Despite the challenges caused by twinkling, astronomers persist in making significant discoveries about the universe. They employ advanced technologies and techniques to overcome the disruptive effects of twinkling and study stars and other celestial objects with enhanced accuracy and precision.
In summary, stars twinkle because of the Earth’s atmosphere. When starlight passes through the atmosphere, it is refracted or bent by the different layers of air that have varying temperatures and densities. This bending and scattering of light in various directions create the twinkling effect that we see.
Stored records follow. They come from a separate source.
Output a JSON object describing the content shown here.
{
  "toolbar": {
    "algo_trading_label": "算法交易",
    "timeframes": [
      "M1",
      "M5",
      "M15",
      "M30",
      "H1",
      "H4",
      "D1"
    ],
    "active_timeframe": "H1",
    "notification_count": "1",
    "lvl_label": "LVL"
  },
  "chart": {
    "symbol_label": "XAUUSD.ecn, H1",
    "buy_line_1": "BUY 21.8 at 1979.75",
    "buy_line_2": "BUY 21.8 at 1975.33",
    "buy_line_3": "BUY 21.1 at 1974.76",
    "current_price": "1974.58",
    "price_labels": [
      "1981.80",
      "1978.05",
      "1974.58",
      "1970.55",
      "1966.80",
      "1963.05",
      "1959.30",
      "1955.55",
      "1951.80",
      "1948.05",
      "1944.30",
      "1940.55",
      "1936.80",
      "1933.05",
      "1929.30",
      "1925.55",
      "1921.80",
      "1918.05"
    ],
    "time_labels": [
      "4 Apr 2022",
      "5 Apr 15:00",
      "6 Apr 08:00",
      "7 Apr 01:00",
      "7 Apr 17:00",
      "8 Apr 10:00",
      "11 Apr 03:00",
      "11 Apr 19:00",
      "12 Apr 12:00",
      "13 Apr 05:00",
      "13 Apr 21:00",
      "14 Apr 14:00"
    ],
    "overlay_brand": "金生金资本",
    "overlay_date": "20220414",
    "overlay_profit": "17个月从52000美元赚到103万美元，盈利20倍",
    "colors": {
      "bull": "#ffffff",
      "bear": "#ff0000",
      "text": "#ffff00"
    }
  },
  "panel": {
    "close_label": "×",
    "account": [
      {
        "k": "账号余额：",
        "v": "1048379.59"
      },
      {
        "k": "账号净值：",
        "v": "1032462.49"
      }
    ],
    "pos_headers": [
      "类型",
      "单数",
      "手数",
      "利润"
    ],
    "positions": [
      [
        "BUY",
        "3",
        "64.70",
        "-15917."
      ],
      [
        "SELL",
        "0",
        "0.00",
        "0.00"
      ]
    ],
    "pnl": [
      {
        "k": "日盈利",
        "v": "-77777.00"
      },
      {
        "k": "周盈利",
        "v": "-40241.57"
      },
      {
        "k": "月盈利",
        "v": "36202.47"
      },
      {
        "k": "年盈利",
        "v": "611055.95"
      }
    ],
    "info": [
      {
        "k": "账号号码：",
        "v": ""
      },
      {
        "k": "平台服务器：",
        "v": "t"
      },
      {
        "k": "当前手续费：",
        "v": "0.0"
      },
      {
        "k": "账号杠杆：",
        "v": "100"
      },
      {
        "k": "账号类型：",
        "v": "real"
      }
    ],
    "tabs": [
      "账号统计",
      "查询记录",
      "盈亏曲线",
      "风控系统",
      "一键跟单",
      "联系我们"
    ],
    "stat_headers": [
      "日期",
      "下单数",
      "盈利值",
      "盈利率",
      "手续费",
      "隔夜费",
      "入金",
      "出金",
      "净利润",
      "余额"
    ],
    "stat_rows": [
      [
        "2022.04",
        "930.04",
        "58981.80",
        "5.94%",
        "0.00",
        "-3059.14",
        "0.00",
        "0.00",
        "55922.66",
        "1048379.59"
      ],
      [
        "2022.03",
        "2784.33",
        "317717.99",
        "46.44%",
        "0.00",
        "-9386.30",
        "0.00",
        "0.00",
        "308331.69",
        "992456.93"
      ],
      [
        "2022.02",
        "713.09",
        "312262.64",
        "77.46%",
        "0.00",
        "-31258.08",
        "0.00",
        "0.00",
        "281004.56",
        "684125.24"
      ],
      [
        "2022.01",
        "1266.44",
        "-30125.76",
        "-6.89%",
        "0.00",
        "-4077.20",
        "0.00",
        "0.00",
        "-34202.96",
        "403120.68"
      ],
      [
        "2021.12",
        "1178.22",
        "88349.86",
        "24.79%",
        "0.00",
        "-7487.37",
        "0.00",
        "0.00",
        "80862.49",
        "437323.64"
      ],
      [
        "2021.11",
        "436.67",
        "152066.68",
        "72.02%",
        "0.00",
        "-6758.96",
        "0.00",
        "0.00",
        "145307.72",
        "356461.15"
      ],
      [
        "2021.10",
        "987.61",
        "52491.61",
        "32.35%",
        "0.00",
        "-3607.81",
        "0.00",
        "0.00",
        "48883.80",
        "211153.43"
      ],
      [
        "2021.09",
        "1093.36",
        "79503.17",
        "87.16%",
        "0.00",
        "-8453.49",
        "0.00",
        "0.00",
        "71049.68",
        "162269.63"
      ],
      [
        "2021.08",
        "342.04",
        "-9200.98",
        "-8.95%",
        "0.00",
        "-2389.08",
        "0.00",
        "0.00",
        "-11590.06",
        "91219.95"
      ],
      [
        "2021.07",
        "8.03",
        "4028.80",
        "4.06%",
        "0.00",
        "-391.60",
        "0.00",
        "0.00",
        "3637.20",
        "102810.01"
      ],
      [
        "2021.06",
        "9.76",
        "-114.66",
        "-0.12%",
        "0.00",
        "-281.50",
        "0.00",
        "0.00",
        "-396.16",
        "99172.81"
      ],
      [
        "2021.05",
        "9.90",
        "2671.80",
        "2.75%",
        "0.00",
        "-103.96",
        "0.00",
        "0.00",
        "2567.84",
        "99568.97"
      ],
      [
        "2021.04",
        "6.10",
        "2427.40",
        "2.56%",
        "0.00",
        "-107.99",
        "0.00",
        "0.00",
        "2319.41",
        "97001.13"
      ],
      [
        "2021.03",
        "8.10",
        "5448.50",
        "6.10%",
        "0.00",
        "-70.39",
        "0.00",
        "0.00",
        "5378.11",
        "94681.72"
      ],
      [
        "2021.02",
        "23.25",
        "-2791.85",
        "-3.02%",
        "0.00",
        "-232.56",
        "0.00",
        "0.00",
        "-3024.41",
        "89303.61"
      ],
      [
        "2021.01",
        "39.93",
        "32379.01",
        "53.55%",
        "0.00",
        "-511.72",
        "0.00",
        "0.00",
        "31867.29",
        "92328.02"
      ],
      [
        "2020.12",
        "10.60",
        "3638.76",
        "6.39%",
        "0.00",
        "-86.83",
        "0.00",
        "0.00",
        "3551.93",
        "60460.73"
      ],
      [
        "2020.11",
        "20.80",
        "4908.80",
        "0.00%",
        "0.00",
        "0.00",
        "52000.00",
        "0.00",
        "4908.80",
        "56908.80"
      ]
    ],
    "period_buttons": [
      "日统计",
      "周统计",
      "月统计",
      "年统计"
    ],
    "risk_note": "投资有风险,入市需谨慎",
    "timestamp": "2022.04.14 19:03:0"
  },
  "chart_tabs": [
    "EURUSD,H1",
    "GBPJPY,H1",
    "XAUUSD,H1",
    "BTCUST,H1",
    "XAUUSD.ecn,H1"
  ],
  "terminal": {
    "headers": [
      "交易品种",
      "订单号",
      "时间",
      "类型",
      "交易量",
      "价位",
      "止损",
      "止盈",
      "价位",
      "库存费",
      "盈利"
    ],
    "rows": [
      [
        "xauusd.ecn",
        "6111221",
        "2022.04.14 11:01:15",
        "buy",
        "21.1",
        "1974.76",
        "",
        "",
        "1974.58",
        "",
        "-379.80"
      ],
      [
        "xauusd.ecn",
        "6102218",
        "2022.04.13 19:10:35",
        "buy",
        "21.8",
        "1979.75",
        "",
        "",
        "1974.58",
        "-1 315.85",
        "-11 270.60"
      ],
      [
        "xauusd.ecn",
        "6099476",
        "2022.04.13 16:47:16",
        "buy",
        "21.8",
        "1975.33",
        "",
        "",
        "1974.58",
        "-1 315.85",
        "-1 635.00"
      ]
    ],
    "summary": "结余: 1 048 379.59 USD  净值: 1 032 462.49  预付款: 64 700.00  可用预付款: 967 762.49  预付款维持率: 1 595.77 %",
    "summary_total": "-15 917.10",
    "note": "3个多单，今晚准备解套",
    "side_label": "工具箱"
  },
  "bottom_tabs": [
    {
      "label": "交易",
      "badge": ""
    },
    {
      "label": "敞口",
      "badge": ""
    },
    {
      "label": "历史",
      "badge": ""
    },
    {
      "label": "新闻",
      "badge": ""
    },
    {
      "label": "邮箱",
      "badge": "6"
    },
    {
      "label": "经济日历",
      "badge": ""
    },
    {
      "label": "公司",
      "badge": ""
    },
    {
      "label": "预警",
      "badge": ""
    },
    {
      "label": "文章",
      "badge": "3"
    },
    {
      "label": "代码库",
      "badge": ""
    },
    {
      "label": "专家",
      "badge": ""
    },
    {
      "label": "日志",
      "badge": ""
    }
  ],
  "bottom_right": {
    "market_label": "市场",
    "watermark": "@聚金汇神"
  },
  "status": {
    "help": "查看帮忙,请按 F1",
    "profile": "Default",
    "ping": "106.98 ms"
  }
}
Contrary to popular belief, the twinkling of stars is not indicative of their brightness or movement. Rather, it is a phenomenon caused by Earth’s atmosphere. To minimize this twinkle effect, astronomers can observe stars from space or implement adaptive optics technology to compensate for atmospheric distortion.
The twinkling of stars has captivated observers for centuries, serving as a reminder of the intricate interplay between light and matter. Additionally, it underscores the significance of comprehending our atmosphere’s characteristics in studying the universe.
Frequently Asked Questions
What causes the flickering of stars at night?
Stars twinkle because of the Earth’s atmosphere. The atmosphere is composed of different layers of air with varying temperatures and densities. When light from the stars passes through these layers, it gets refracted or bent, resulting in scattered light that appears to make the stars twinkle or flicker.
Why do stars appear to change colour?
Stars appear to change colors due to the Earth’s atmosphere. When starlight passes through the atmosphere, it gets scattered by air molecules and dust particles. This scattering causes different colors of light to separate, just like a prism separates white light into a rainbow. The amount of scattering depends on the wavelength of light, so stars with shorter wavelengths, like blue or violet, appear more scattered and bluer. On the other hand, stars with longer wavelengths, like red, appear less scattered and redder.
What is the meaning behind a twinkling star?
For centuries, the twinkling of stars has captivated and intrigued people. Some cultures even view it as a symbol of good fortune or a communication from higher powers. However, from a scientific standpoint, the twinkling we observe is merely caused by the Earth’s atmosphere.
How do stars die?
Stars meet their demise in various ways, contingent upon their size and age. Smaller stars, such as our sun, will deplete their fuel reserves over time and transform into a white dwarf. Conversely, larger stars undergo a cataclysmic explosion known as a supernova, giving rise to either a neutron star or a black hole.
Why does the sky look black in space?
In outer space, the sky appears black because there is no atmosphere to scatter light. On Earth, the blue color of the sky is caused by sunlight scattering off particles in the atmosphere. However, without an atmosphere present in space, there is nothing to cause this scattering effect and thus the sky appears black.
Why don’t planets twinkle like stars?
Planets don’t twinkle like stars because they are much closer to Earth and appear as small disks rather than points of light. The light from planets also passes through less of the Earth’s atmosphere, which reduces the amount of scattering that occurs.